▶ ENTRIES SHOWN
□ □ □ □ □ □ □
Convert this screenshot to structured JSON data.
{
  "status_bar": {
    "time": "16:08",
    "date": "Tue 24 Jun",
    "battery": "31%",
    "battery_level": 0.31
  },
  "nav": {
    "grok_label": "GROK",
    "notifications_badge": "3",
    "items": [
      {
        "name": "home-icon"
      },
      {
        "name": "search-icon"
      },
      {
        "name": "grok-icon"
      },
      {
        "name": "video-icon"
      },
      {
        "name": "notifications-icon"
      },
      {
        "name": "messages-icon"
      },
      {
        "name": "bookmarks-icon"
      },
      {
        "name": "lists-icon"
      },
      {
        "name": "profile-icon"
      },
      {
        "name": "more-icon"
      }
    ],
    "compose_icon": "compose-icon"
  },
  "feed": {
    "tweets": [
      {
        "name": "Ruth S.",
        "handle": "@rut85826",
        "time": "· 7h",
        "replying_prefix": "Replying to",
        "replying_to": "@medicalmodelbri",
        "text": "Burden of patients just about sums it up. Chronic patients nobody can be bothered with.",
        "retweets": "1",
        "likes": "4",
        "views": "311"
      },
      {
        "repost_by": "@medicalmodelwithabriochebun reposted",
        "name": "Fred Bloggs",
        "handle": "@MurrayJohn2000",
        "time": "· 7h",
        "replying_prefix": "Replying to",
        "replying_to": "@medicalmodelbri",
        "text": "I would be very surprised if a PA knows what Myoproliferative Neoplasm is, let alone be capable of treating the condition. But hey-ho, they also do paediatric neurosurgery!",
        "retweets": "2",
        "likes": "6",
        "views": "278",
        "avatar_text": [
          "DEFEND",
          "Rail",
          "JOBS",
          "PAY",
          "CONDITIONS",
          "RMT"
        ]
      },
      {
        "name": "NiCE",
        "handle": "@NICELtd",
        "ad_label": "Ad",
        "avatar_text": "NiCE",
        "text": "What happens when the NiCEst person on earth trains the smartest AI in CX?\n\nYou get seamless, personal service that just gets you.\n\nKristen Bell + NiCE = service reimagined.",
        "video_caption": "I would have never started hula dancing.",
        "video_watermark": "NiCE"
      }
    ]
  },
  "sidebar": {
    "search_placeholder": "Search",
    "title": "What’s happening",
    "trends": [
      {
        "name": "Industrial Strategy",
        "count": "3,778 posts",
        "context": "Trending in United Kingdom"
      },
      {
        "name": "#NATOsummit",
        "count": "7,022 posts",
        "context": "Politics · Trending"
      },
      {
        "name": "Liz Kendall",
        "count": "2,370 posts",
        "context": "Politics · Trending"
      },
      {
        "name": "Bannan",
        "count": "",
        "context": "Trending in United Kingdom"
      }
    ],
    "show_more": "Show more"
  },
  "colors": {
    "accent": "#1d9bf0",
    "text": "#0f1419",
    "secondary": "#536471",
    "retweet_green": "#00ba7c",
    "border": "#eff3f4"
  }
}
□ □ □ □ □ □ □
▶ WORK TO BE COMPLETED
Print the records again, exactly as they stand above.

▶ RESULT OF THIS EXERCISE
Convert this screenshot to structured JSON data.
{
  "status_bar": {
    "time": "16:08",
    "date": "Tue 24 Jun",
    "battery": "31%",
    "battery_level": 0.31
  },
  "nav": {
    "grok_label": "GROK",
    "notifications_badge": "3",
    "items": [
      {
        "name": "home-icon"
      },
      {
        "name": "search-icon"
      },
      {
        "name": "grok-icon"
      },
      {
        "name": "video-icon"
      },
      {
        "name": "notifications-icon"
      },
      {
        "name": "messages-icon"
      },
      {
        "name": "bookmarks-icon"
      },
      {
        "name": "lists-icon"
      },
      {
        "name": "profile-icon"
      },
      {
        "name": "more-icon"
      }
    ],
    "compose_icon": "compose-icon"
  },
  "feed": {
    "tweets": [
      {
        "name": "Ruth S.",
        "handle": "@rut85826",
        "time": "· 7h",
        "replying_prefix": "Replying to",
        "replying_to": "@medicalmodelbri",
        "text": "Burden of patients just about sums it up. Chronic patients nobody can be bothered with.",
        "retweets": "1",
        "likes": "4",
        "views": "311"
      },
      {
        "repost_by": "@medicalmodelwithabriochebun reposted",
        "name": "Fred Bloggs",
        "handle": "@MurrayJohn2000",
        "time": "· 7h",
        "replying_prefix": "Replying to",
        "replying_to": "@medicalmodelbri",
        "text": "I would be very surprised if a PA knows what Myoproliferative Neoplasm is, let alone be capable of treating the condition. But hey-ho, they also do paediatric neurosurgery!",
        "retweets": "2",
        "likes": "6",
        "views": "278",
        "avatar_text": [
          "DEFEND",
          "Rail",
          "JOBS",
          "PAY",
          "CONDITIONS",
          "RMT"
        ]
      },
      {
        "name": "NiCE",
        "handle": "@NICELtd",
        "ad_label": "Ad",
        "avatar_text": "NiCE",
        "text": "What happens when the NiCEst person on earth trains the smartest AI in CX?\n\nYou get seamless, personal service that just gets you.\n\nKristen Bell + NiCE = service reimagined.",
        "video_caption": "I would have never started hula dancing.",
        "video_watermark": "NiCE"
      }
    ]
  },
  "sidebar": {
    "search_placeholder": "Search",
    "title": "What’s happening",
    "trends": [
      {
        "name": "Industrial Strategy",
        "count": "3,778 posts",
        "context": "Trending in United Kingdom"
      },
      {
        "name": "#NATOsummit",
        "count": "7,022 posts",
        "context": "Politics · Trending"
      },
      {
        "name": "Liz Kendall",
        "count": "2,370 posts",
        "context": "Politics · Trending"
      },
      {
        "name": "Bannan",
        "count": "",
        "context": "Trending in United Kingdom"
      }
    ],
    "show_more": "Show more"
  },
  "colors": {
    "accent": "#1d9bf0",
    "text": "#0f1419",
    "secondary": "#536471",
    "retweet_green": "#00ba7c",
    "border": "#eff3f4"
  }
}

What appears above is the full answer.